Lots of people are asking about Texas’ new Open Carry law because it takes effect next week. Many people are wondering if Texas businesses have to allow customers to openly carry firearms on their premises starting January 1. The short answer is: No, if you notify customers not to carry handguns on the premises. Let’s take a look at Texas’ new open carry law.
The open carry law is HB 910; it goes into effect January 1, 2016.
Read it in full here.

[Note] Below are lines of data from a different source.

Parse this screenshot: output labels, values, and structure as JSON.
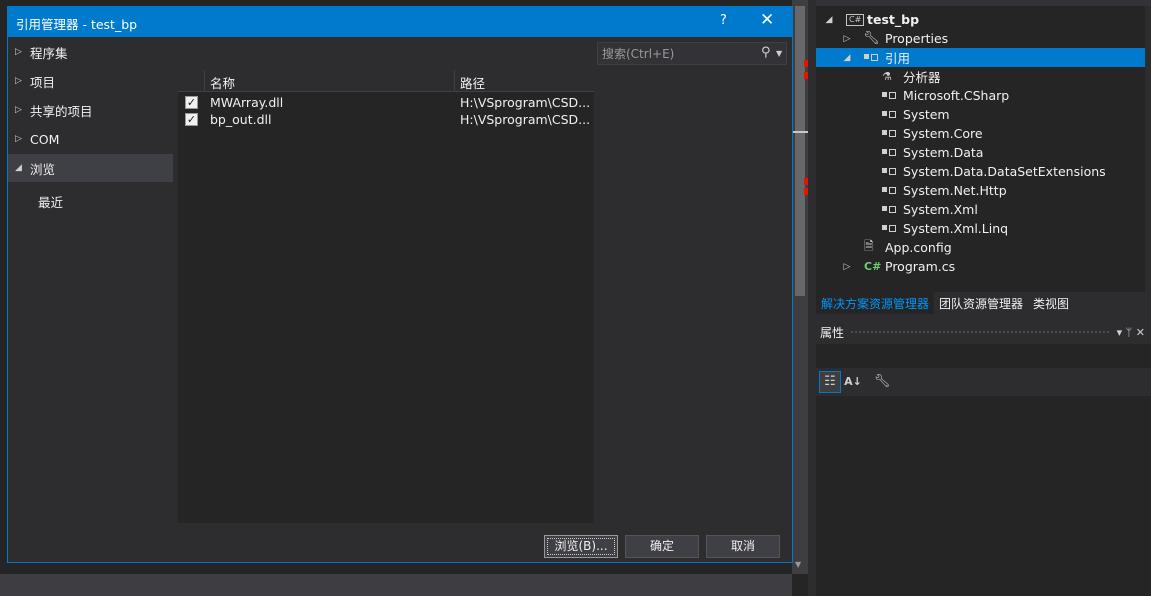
{
  "dialog": {
    "title": "引用管理器 - test_bp",
    "help_label": "?",
    "close_label": "✕",
    "search_placeholder": "搜索(Ctrl+E)",
    "nav": [
      {
        "label": "程序集",
        "expanded": false
      },
      {
        "label": "项目",
        "expanded": false
      },
      {
        "label": "共享的项目",
        "expanded": false
      },
      {
        "label": "COM",
        "expanded": false
      },
      {
        "label": "浏览",
        "expanded": true
      }
    ],
    "nav_sub": "最近",
    "columns": {
      "name": "名称",
      "path": "路径"
    },
    "rows": [
      {
        "checked": true,
        "name": "MWArray.dll",
        "path": "H:\\VSprogram\\CSD..."
      },
      {
        "checked": true,
        "name": "bp_out.dll",
        "path": "H:\\VSprogram\\CSD..."
      }
    ],
    "buttons": {
      "browse": "浏览(B)...",
      "ok": "确定",
      "cancel": "取消"
    }
  },
  "solution_explorer": {
    "items": [
      {
        "label": "test_bp",
        "icon": "csharp-project-icon",
        "expander": "◢"
      },
      {
        "label": "Properties",
        "icon": "wrench-icon",
        "expander": "▷"
      },
      {
        "label": "引用",
        "icon": "reference-icon",
        "expander": "◢",
        "selected": true
      },
      {
        "label": "分析器",
        "icon": "analyzer-icon"
      },
      {
        "label": "Microsoft.CSharp",
        "icon": "reference-icon"
      },
      {
        "label": "System",
        "icon": "reference-icon"
      },
      {
        "label": "System.Core",
        "icon": "reference-icon"
      },
      {
        "label": "System.Data",
        "icon": "reference-icon"
      },
      {
        "label": "System.Data.DataSetExtensions",
        "icon": "reference-icon"
      },
      {
        "label": "System.Net.Http",
        "icon": "reference-icon"
      },
      {
        "label": "System.Xml",
        "icon": "reference-icon"
      },
      {
        "label": "System.Xml.Linq",
        "icon": "reference-icon"
      },
      {
        "label": "App.config",
        "icon": "config-file-icon"
      },
      {
        "label": "Program.cs",
        "icon": "csharp-file-icon",
        "expander": "▷"
      }
    ],
    "tabs": [
      "解决方案资源管理器",
      "团队资源管理器",
      "类视图"
    ]
  },
  "properties": {
    "title": "属性",
    "pin_label": "▾ ᛘ ✕"
  },
  "colors": {
    "accent": "#007acc",
    "background": "#2d2d30",
    "panel": "#252526"
  }
}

Previously, eligible Texans could apply for a license to carry a concealed handgun. This has been changed to a license simply to carry a handgun. In other words, a handgun license allows the holder to carry a handgun openly or to conceal it. An openly carried handgun must be holstered. Note that the open carry law only covers handguns. The new law does not apply to shotguns, rifles, assault rifles, or other long guns. In fact, Texas law is silent about carrying long guns in public except for Penal Code section 42.01(a)(8) which makes it a crime to intentionally or knowingly display any firearm in a public place in a way that is calculated to cause alarm.
Photo by: Eric Gay Scott Smith, a supporter of open carry gun laws, wears a pistol as he prepares for a rally at the Capitol on Jan. 26, 2015, in Austin, Texas. (Associated Press)

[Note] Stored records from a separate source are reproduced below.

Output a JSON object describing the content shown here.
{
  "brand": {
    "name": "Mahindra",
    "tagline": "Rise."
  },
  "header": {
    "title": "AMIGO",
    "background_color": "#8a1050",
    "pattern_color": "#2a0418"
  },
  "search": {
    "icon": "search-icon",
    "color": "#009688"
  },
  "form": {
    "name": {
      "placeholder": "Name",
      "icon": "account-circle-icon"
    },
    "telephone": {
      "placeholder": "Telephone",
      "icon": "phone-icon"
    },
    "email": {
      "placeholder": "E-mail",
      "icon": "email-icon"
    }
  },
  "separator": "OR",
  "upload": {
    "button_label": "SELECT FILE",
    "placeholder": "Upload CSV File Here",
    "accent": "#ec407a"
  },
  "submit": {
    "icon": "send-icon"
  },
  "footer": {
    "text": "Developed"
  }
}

Businesses can prohibit both employees and customers from carrying handguns on their premises even if the person is licensed to carry a handgun. However, a business that wants to prohibit handguns must post a notice at every entrance. There are separate notices required to prohibit openly carried handguns and concealed handguns. The notices must be in 1 inch high block letters of contrasting colors in both English and Spanish. The contents of the notices are:

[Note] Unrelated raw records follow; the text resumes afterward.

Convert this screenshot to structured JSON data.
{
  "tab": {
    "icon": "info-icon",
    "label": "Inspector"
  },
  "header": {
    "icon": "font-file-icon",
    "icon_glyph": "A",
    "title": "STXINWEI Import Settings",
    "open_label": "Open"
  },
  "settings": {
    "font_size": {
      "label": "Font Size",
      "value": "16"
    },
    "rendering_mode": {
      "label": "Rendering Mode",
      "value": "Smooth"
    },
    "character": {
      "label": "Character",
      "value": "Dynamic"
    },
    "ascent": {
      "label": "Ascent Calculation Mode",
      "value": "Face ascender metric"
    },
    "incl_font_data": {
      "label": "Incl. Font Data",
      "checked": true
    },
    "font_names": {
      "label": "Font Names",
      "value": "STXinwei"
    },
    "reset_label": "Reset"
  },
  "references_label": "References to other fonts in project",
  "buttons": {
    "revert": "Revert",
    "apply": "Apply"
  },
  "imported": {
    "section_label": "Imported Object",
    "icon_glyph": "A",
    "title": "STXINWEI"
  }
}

Pursuant to Section 30.06, Penal Code (trespass by license holder with a concealed handgun), a person licensed under Subchapter H, Chapter 411, Government Code (handgun licensing law), may not enter this property with a concealed handgun.
Conforme a la Sección 30.06, Código Penal (traspasar portando armas de fuego), una persona con licencia bajo el Subcapítulo H, Capítulo 411, Código de Gobierno (ley de licencias arma de fuego), no puede entrar en esta propiedad con una pistola oculta.
Pursuant to Section 30.07, Penal Code (trespass by license holder with an openly carried handgun), a person licensed under Subchapter H, Chapter 411, Government Code (handgun licensing law), may not enter this property with a handgun that is carried openly.
Conforme a la Sección 30.07, Código Penal (traspasar portando armas de fuego que se realiza abiertamente), una persona con licencia bajo el Subcapítulo H, Capítulo 411, Código de Gobierno (ley de licencias arma de fuego) no puede entrar en esta propiedad con un arma de fuego que se realiza abiertamente.
Many vendors sell notice signs that conform to the legal requirements. If a person carries a handgun into a business that has the notice sign posted, an employee or other authorized person should politely remind the handgun carrier that the business does not allow handguns and ask the carrier to remove the handgun from the building. Carrying a handgun on property where carrying is forbidden is a Class C misdemeanor – essentially the same as a traffic ticket. However, if a handgun carrier refuses to leave after being personally given oral or written notice of the prohibition, the offense is raised to a Class A misdemeanor. A person convicted of a Class A misdemeanor is subject to greater punishment than one who is convicted of a Class C misdemeanor.
Property owners can prohibit visitors from carrying long arms on their property by simply telling visitors that guns are not allowed on the property. No particular form of notice is specified to inform carriers of rifles, shotguns, or assault weapons.
Why are handguns treated differently than rifles, shotguns, assault rifles, and other long guns? Most likely because it is harder to hide a long gun. Handguns fit neatly into a purse, briefcase, or holster where they are not visible; whereas, rifles and other long guns are too large to easily hide on one’s body.
It is important to understand that the Legislature narrowly defined the word “premises” to essentially be inside a building. Even if a business owner prohibits carrying handguns on the “premises,” people may still keep a gun secured in their vehicle.